**TASK STATEMENT:** How many lines in the records below contain the word "focused"? Reply with the number alone.

(Dataset items)
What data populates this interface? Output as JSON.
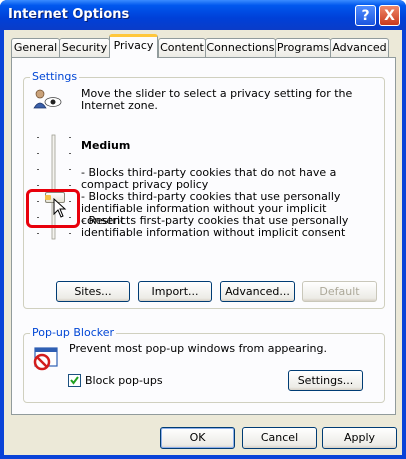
{
  "window": {
    "title": "Internet Options",
    "help_glyph": "?",
    "close_glyph": "X"
  },
  "tabs": [
    {
      "label": "General",
      "selected": false
    },
    {
      "label": "Security",
      "selected": false
    },
    {
      "label": "Privacy",
      "selected": true
    },
    {
      "label": "Content",
      "selected": false
    },
    {
      "label": "Connections",
      "selected": false
    },
    {
      "label": "Programs",
      "selected": false
    },
    {
      "label": "Advanced",
      "selected": false
    }
  ],
  "settings": {
    "group_label": "Settings",
    "instruction": "Move the slider to select a privacy setting for the Internet zone.",
    "level_title": "Medium",
    "descriptions": [
      "- Blocks third-party cookies that do not have a compact privacy policy",
      "- Blocks third-party cookies that use personally identifiable information without your implicit consent",
      "- Restricts first-party cookies that use personally identifiable information without implicit consent"
    ],
    "slider_level": 0.4,
    "buttons": {
      "sites": "Sites...",
      "import": "Import...",
      "advanced": "Advanced...",
      "default": "Default"
    }
  },
  "popup": {
    "group_label": "Pop-up Blocker",
    "description": "Prevent most pop-up windows from appearing.",
    "checkbox_label": "Block pop-ups",
    "checked": true,
    "settings_button": "Settings..."
  },
  "footer": {
    "ok": "OK",
    "cancel": "Cancel",
    "apply": "Apply"
  },
  "highlight_color": "#e8000b"
}
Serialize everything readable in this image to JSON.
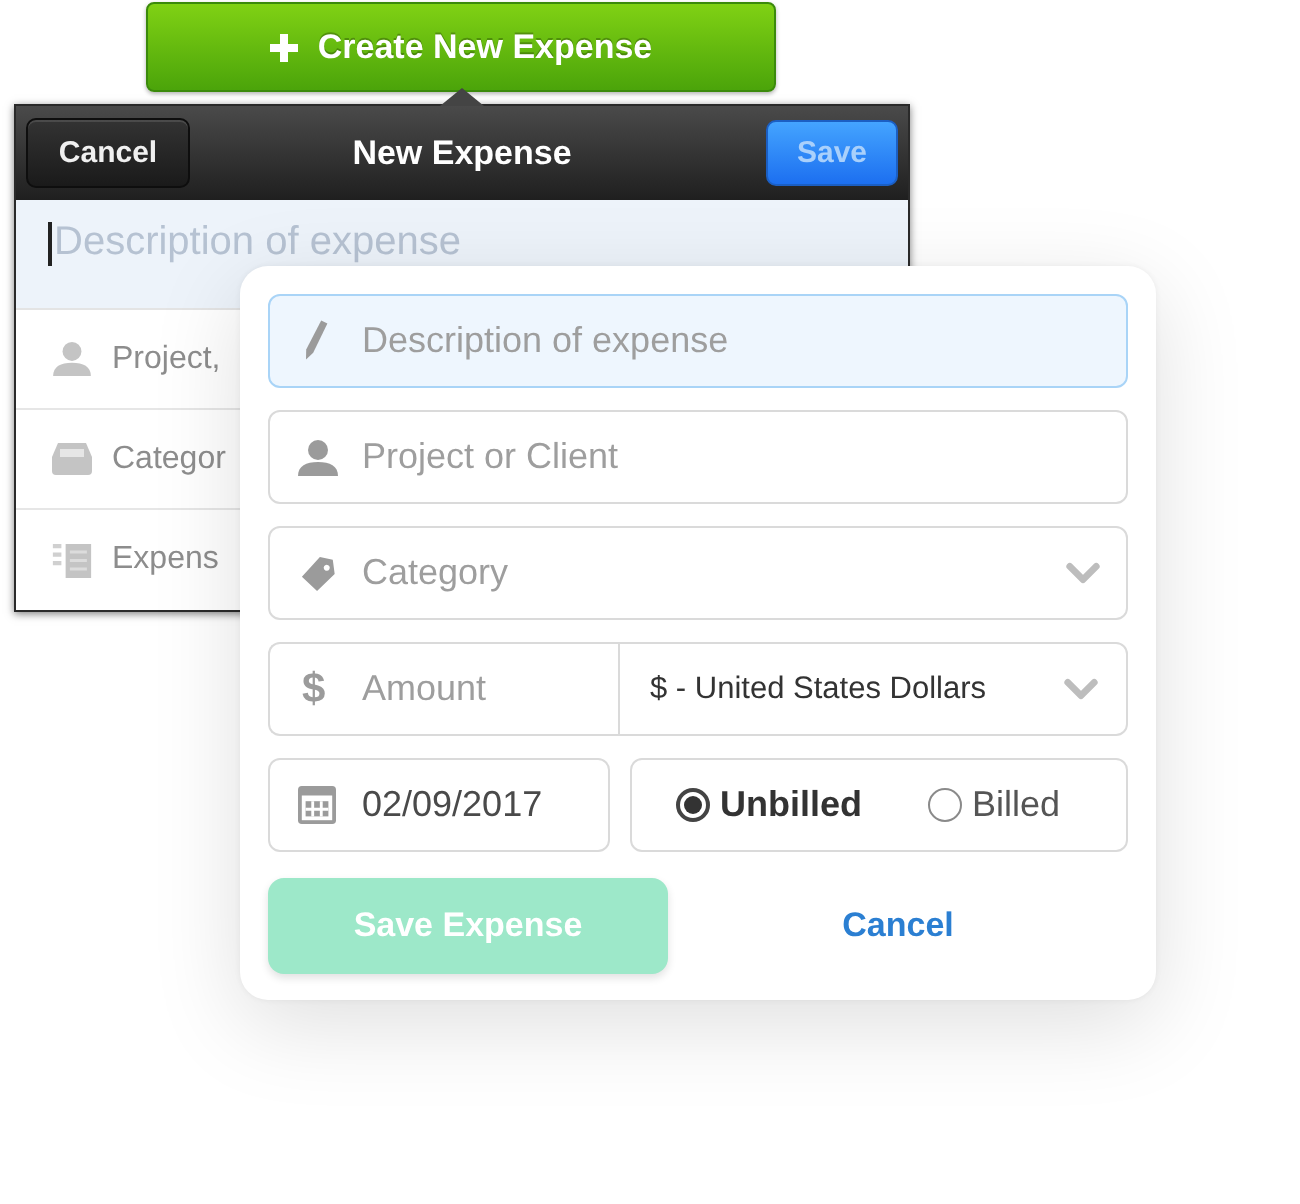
{
  "create_button": {
    "label": "Create New Expense"
  },
  "legacy_dialog": {
    "title": "New Expense",
    "cancel": "Cancel",
    "save": {
      "label": "Save",
      "disabled": true
    },
    "description": {
      "placeholder": "Description of expense",
      "focused": true
    },
    "rows": [
      {
        "label": "Project,"
      },
      {
        "label": "Categor"
      },
      {
        "label": "Expens"
      }
    ]
  },
  "form": {
    "fields": [
      {
        "kind": "text",
        "placeholder": "Description of expense",
        "focused": true
      },
      {
        "kind": "text",
        "placeholder": "Project or Client",
        "focused": false
      },
      {
        "kind": "select",
        "placeholder": "Category",
        "focused": false
      }
    ],
    "amount": {
      "symbol": "$",
      "placeholder": "Amount"
    },
    "currency": {
      "value": "$ - United States Dollars"
    },
    "date": {
      "value": "02/09/2017"
    },
    "billing": [
      {
        "label": "Unbilled",
        "selected": true
      },
      {
        "label": "Billed",
        "selected": false
      }
    ],
    "save_button": {
      "label": "Save Expense",
      "disabled": true
    },
    "cancel_link": "Cancel"
  }
}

**YOUR RESPONSE:** 4